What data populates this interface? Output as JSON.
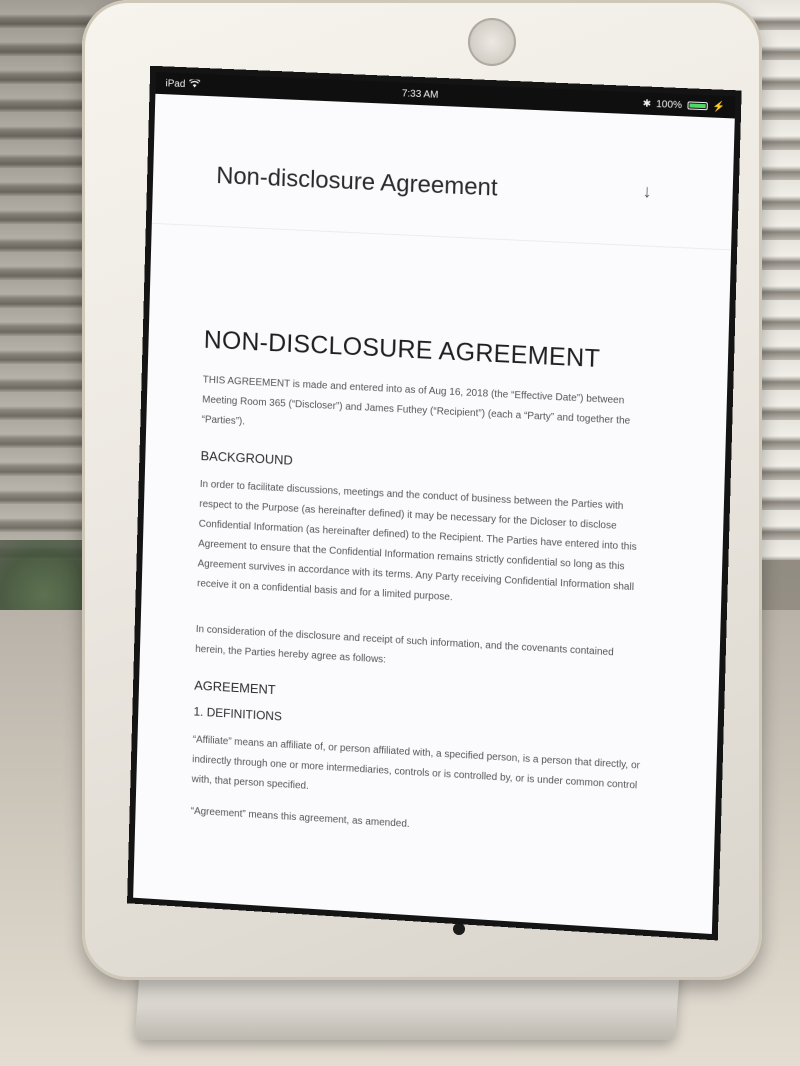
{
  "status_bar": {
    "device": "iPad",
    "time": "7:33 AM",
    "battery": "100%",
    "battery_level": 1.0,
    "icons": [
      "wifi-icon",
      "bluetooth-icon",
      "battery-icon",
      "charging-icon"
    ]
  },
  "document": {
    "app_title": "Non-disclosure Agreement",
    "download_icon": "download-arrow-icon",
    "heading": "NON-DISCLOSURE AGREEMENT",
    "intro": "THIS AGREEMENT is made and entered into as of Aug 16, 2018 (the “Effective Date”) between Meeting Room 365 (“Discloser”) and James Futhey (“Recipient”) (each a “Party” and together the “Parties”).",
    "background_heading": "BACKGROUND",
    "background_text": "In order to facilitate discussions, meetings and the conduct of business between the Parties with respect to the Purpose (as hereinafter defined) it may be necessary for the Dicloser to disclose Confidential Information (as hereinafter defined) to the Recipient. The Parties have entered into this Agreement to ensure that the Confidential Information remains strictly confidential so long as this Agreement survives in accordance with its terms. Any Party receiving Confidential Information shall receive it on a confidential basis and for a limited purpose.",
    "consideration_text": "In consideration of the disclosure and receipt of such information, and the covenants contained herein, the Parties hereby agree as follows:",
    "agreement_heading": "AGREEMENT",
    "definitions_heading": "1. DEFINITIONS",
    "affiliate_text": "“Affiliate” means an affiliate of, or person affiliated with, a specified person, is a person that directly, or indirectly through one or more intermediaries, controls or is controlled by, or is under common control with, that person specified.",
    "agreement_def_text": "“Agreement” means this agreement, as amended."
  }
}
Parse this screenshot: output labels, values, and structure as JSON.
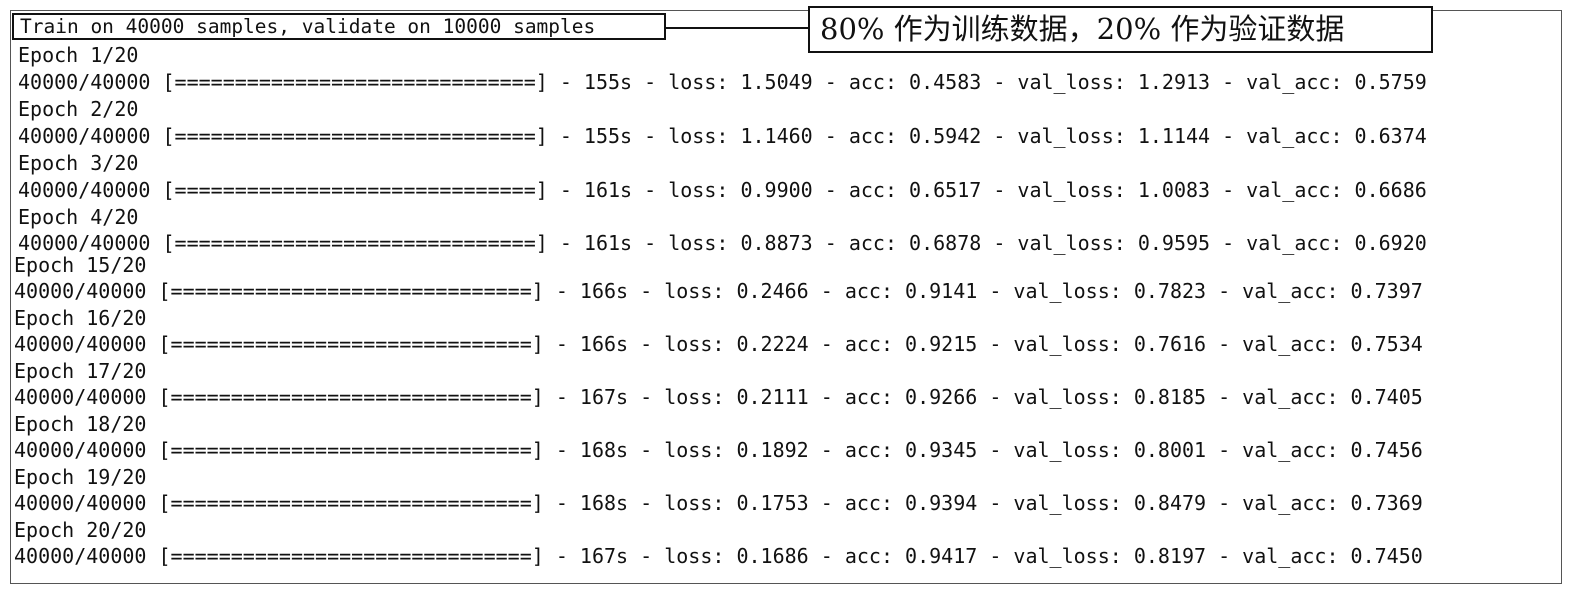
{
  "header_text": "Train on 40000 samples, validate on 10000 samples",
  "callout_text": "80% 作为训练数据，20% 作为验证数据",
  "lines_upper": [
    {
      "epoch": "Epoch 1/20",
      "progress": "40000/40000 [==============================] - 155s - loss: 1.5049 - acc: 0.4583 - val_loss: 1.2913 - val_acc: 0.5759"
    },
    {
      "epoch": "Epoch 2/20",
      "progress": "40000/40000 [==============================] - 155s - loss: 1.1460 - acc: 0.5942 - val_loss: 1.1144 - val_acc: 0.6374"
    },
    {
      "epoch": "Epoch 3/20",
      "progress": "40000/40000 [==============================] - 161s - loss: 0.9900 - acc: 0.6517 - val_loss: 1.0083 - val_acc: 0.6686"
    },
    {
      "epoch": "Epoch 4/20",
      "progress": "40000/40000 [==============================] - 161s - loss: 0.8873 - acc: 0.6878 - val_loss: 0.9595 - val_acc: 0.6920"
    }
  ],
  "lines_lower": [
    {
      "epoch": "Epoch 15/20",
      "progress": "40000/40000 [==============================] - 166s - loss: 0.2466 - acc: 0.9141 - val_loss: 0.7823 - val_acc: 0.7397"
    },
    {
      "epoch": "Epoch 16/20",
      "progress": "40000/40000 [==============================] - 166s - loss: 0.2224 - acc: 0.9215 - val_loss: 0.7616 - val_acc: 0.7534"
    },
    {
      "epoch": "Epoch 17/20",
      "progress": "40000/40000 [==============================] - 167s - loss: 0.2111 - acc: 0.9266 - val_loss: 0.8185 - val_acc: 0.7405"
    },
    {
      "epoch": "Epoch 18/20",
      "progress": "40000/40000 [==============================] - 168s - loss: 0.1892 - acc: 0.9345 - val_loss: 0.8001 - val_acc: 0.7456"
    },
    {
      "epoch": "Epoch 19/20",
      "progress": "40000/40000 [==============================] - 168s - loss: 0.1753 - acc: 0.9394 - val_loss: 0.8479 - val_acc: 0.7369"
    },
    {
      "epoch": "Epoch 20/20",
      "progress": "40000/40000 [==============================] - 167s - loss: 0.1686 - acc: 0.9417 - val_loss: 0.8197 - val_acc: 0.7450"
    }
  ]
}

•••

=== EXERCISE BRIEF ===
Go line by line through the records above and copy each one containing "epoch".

=== OUTPUT ===
      "epoch": "Epoch 1/20",
      "epoch": "Epoch 2/20",
      "epoch": "Epoch 3/20",
      "epoch": "Epoch 4/20",
      "epoch": "Epoch 15/20",
      "epoch": "Epoch 16/20",
      "epoch": "Epoch 17/20",
      "epoch": "Epoch 18/20",
      "epoch": "Epoch 19/20",
      "epoch": "Epoch 20/20",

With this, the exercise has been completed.